Veterans Minister Chris Penk calls for NZ to recognise veterans' service 365 days a year

Veterans Minister Chris Penk says New Zealand can - and should - do better at recognising the service and sacrifice of veterans.

And he says that when rules stop the heroism of New Zealand soldiers from being acknowledged with bravery awards, the Government should look at changing them.

"That's not necessarily good enough for [us] as a Government and as a society, to say, 'well, the rules say this'. We get the ability to change the rules."

Penk told The Hui host Julian Wilcox that veterans should be recognised not just on Anzac Day but also the other 364 days of the year.

"I think we can and should do better."

His comments come as a more than 50-year push to have the heroism of Ngati Porou soldier Private William (Bill) Papuni recognised has hit another roadblock.

Papuni was just 23 and unarmed when he pulled two Australian soldiers out of a burning tank while under heavy enemy fire in June 1971 during the Vietnam War.

His Victor 6 platoon colleague Lance Corporal John Adams, who helped ferry the two men to waiting medics, was awarded the Military Medal. But the courage of Papuni and medics Mike Williams and John Galley during Operation Hermit Park has never been officially recognised by New Zealand.

A 53-year campaign by their commander Norman Fry for military medals to recognise their outstanding acts of gallantry has been unsuccessful.

Papuni died, unacknowledged by his government, aged just 33.

This month Defence Minister Judith Collins was the latest in a string of ministers to reject Fry's request to honour Papuni.

"We need to respect the judgement of past decision-makers as we will rarely be in a better position to substitute our judgement for theirs," she wrote.

However across the Tasman earlier this month, thousands of school pupils gathered to re-create the story of Papuni's courage as emblematic of the Anzac spirit.

Four rangatahi Māori from Tāmaki Makaurau were invited to join the Newcastle and Hunter schools combined Anzac production earlier this month: Maui Hitchens (Ngāti Porou, Tuhoe); Tia Ormsby (Ngāti Porou, Ngāti Maniapoto); Poppy Aislabie (Te Aitanga a Mahaki); and Jakoby Herrick (Ngati Whatua ki Kaipara, Nga Puhi) along with the artistic director of StageAntics Emma Bishop.

Hitchens and Ormsby describe the opportunity to bring the story of Operation Hermit Park to the stage as an honour.

"We've spent months researching and talking to veterans [about] their experience during the war," Ormsby said.

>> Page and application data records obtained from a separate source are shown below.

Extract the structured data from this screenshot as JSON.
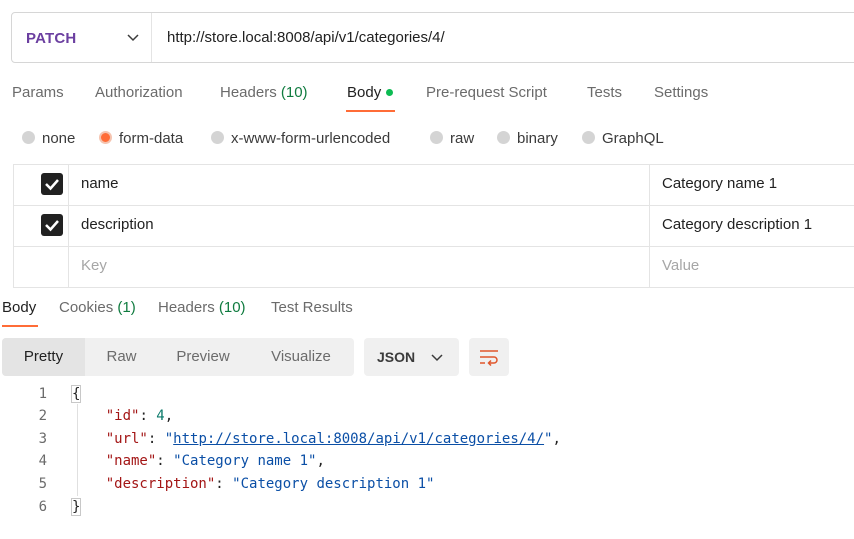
{
  "request": {
    "method": "PATCH",
    "url": "http://store.local:8008/api/v1/categories/4/"
  },
  "request_tabs": [
    {
      "label": "Params"
    },
    {
      "label": "Authorization"
    },
    {
      "label": "Headers",
      "count": "(10)"
    },
    {
      "label": "Body"
    },
    {
      "label": "Pre-request Script"
    },
    {
      "label": "Tests"
    },
    {
      "label": "Settings"
    }
  ],
  "body_types": [
    "none",
    "form-data",
    "x-www-form-urlencoded",
    "raw",
    "binary",
    "GraphQL"
  ],
  "body_type_selected": "form-data",
  "params": {
    "rows": [
      {
        "key": "name",
        "value": "Category name 1",
        "checked": true
      },
      {
        "key": "description",
        "value": "Category description 1",
        "checked": true
      }
    ],
    "key_placeholder": "Key",
    "value_placeholder": "Value"
  },
  "response_tabs": [
    {
      "label": "Body"
    },
    {
      "label": "Cookies",
      "count": "(1)"
    },
    {
      "label": "Headers",
      "count": "(10)"
    },
    {
      "label": "Test Results"
    }
  ],
  "view_modes": [
    "Pretty",
    "Raw",
    "Preview",
    "Visualize"
  ],
  "format": "JSON",
  "code": {
    "line_numbers": [
      "1",
      "2",
      "3",
      "4",
      "5",
      "6"
    ],
    "open_brace": "{",
    "close_brace": "}",
    "fields": [
      {
        "key": "\"id\"",
        "value": "4"
      },
      {
        "key": "\"url\"",
        "value": "http://store.local:8008/api/v1/categories/4/"
      },
      {
        "key": "\"name\"",
        "value": "\"Category name 1\""
      },
      {
        "key": "\"description\"",
        "value": "\"Category description 1\""
      }
    ]
  },
  "colors": {
    "accent": "#ff6c37",
    "method": "#6b3fa0",
    "count": "#0f7b3f",
    "body_dot": "#0cbb52"
  }
}
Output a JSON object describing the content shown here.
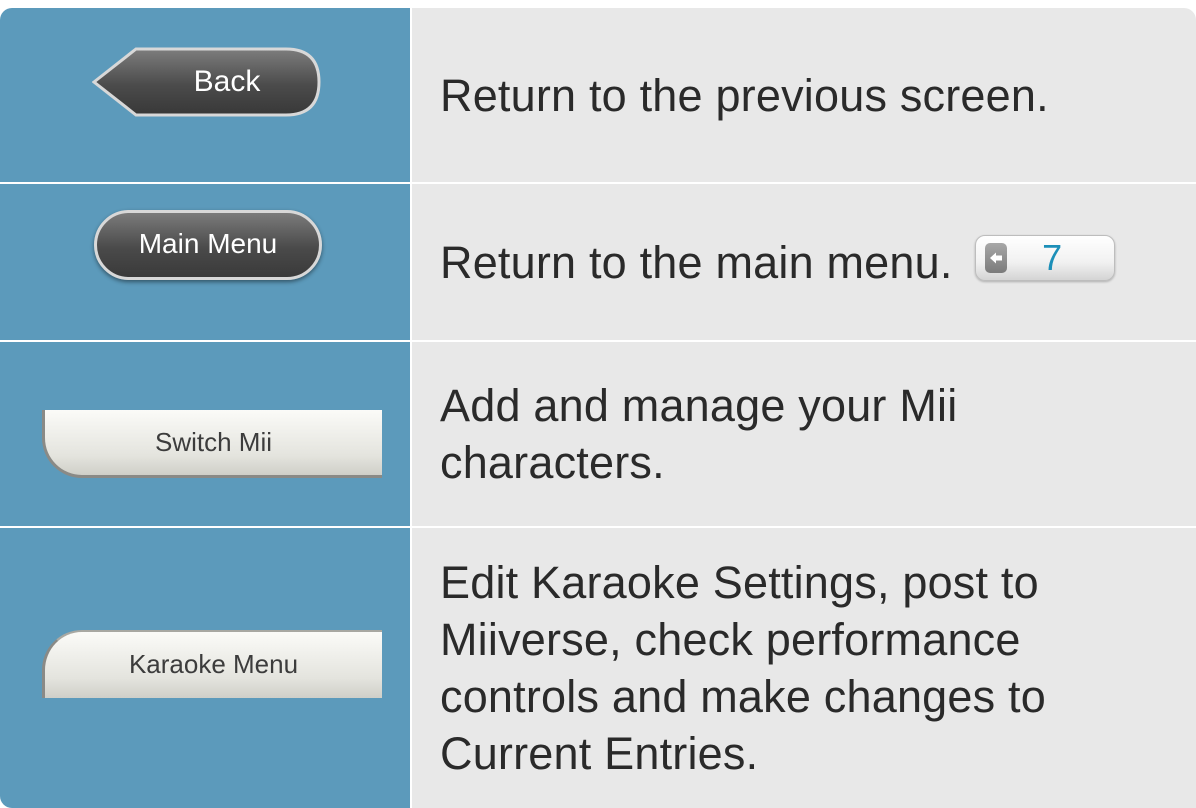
{
  "rows": [
    {
      "button_label": "Back",
      "description": "Return to the previous screen."
    },
    {
      "button_label": "Main Menu",
      "description": "Return to the main menu.",
      "page_ref": "7",
      "page_ref_icon": "left-arrow-icon"
    },
    {
      "button_label": "Switch Mii",
      "description": "Add and manage your Mii\ncharacters."
    },
    {
      "button_label": "Karaoke Menu",
      "description": "Edit Karaoke Settings, post to\nMiiverse, check performance\ncontrols and make changes to\nCurrent Entries."
    }
  ],
  "colors": {
    "icon_column_bg": "#5c9abb",
    "description_bg": "#e8e8e8",
    "page_ref_number": "#1c8fb8"
  }
}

Hitchens added: "It's important for rangatahi to learn about this stuff, because we don't learn about the war at school." 

He played Fry in the production, a role made more unnerving because Fry was in the audience watching along with Mike Williams.

Fry is pleased that the heroic actions of his men were being celebrated by a younger generation.

"Any way the story is kept alive and is passed down the generations so that people understand what Bill did and Mike did is really important. We really appreciate your performances," Fry told the rangatahi.

The young actors are determined to carry on the fight to have the veterans recognised, Ormsby said.

"Just to be acknowledged in Aotearoa for that bravery, I think it's super important. Ko mātou te rangatira mō āpōpō and we need to keep these stories alive and well looked after for the generations to come."

After watching their performance on The Hui, Penk told Wilcox: "I don't think anyone could fail to be moved by what they've seen. Extraordinary story clearly."

Penk also paid tribute to the role and history of the Māori Battalion.

"The place of Māori in the Defence Force over the years has been massive; hugely significant especially in today's terms."

He acknowledged that Māori veterans have disproportionately poorer outcomes and said he was open to the idea of a kawenata or covenant between Defence and the Crown.

"There is a relationship between defence on behalf of the Crown and those who sign up to serve, but actually, it's deeply relevant to the veterans' question," he said.  

"Because... a young person who might think about joining [the] Navy, Army, Air Force today, if they're going to say, 'well, in 10, 20, 30 years from now, what does my life look like? How will I be supported then?'

"Then actually, that's a good argument, even in terms of the current Defence Force, to treat [veterans] well."

Made with support from Te Mangai Pāho and New Zealand On Air.